Aim of the exercise – Report every line of the data where the string "ipsum" appears.

--------

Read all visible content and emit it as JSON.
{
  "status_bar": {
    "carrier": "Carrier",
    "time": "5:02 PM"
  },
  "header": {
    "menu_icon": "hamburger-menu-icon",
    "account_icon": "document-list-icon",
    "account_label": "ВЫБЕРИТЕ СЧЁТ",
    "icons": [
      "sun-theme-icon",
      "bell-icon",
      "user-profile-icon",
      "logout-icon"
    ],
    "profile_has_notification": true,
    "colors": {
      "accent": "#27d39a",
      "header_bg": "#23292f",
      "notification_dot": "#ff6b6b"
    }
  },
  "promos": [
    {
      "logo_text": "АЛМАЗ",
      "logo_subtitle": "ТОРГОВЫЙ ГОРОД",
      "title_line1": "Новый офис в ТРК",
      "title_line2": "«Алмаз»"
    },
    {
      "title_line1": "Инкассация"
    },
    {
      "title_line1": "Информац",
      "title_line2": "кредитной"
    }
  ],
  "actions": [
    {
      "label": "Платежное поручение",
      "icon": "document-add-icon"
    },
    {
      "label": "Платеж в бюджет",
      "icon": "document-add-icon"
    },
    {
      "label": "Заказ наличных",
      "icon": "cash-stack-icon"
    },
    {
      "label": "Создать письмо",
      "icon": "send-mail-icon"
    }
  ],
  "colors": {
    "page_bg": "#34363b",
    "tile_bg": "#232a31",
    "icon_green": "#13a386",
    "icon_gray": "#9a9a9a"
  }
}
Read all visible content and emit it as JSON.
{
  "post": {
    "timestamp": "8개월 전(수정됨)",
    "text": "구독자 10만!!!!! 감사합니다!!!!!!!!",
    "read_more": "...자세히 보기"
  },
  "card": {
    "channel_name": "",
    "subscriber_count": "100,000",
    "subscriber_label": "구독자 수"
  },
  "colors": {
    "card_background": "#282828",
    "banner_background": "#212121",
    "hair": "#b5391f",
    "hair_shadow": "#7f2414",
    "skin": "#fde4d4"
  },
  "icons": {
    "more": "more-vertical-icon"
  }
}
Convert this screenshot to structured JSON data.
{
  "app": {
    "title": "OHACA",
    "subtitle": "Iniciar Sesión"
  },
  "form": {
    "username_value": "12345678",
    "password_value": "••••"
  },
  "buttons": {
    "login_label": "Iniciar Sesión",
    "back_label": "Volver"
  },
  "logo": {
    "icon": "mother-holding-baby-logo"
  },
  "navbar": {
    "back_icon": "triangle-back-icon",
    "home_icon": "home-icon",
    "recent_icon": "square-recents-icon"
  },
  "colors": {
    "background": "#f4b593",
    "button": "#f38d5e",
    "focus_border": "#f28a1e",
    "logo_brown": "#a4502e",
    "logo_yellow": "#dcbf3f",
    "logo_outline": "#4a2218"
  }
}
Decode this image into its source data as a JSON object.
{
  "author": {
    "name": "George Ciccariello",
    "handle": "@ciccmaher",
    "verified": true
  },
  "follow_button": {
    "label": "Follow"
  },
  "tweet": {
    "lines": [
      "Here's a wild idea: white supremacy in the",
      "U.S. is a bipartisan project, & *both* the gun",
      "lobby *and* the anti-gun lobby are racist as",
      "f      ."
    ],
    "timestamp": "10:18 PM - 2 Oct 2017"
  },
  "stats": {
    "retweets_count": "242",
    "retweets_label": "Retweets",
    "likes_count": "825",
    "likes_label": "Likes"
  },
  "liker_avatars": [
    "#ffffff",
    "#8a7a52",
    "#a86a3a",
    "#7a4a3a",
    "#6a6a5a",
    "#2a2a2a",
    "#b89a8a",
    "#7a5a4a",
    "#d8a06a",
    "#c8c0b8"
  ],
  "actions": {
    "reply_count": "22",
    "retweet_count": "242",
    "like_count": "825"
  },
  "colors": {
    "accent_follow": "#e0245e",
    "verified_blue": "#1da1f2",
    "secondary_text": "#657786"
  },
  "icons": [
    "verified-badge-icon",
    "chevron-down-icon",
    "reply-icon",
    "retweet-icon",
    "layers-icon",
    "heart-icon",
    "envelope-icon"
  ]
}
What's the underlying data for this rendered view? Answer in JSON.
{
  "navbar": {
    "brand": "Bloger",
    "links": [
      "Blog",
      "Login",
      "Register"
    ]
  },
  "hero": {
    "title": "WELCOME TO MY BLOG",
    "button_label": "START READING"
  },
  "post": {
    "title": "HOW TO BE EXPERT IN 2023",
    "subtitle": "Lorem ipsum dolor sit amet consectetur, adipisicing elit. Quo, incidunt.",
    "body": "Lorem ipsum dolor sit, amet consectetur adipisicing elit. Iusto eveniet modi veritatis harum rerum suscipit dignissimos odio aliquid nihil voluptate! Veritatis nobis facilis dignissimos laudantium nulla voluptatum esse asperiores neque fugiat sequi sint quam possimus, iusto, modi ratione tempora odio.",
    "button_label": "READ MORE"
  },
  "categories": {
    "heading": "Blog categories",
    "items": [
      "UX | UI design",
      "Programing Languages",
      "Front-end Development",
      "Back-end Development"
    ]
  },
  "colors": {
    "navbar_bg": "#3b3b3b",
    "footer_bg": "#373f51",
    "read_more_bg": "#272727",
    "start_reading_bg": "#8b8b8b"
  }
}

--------

Your response –
    "subtitle": "Lorem ipsum dolor sit amet consectetur, adipisicing elit. Quo, incidunt.",
    "body": "Lorem ipsum dolor sit, amet consectetur adipisicing elit. Iusto eveniet modi veritatis harum rerum suscipit dignissimos odio aliquid nihil voluptate! Veritatis nobis facilis dignissimos laudantium nulla voluptatum esse asperiores neque fugiat sequi sint quam possimus, iusto, modi ratione tempora odio.",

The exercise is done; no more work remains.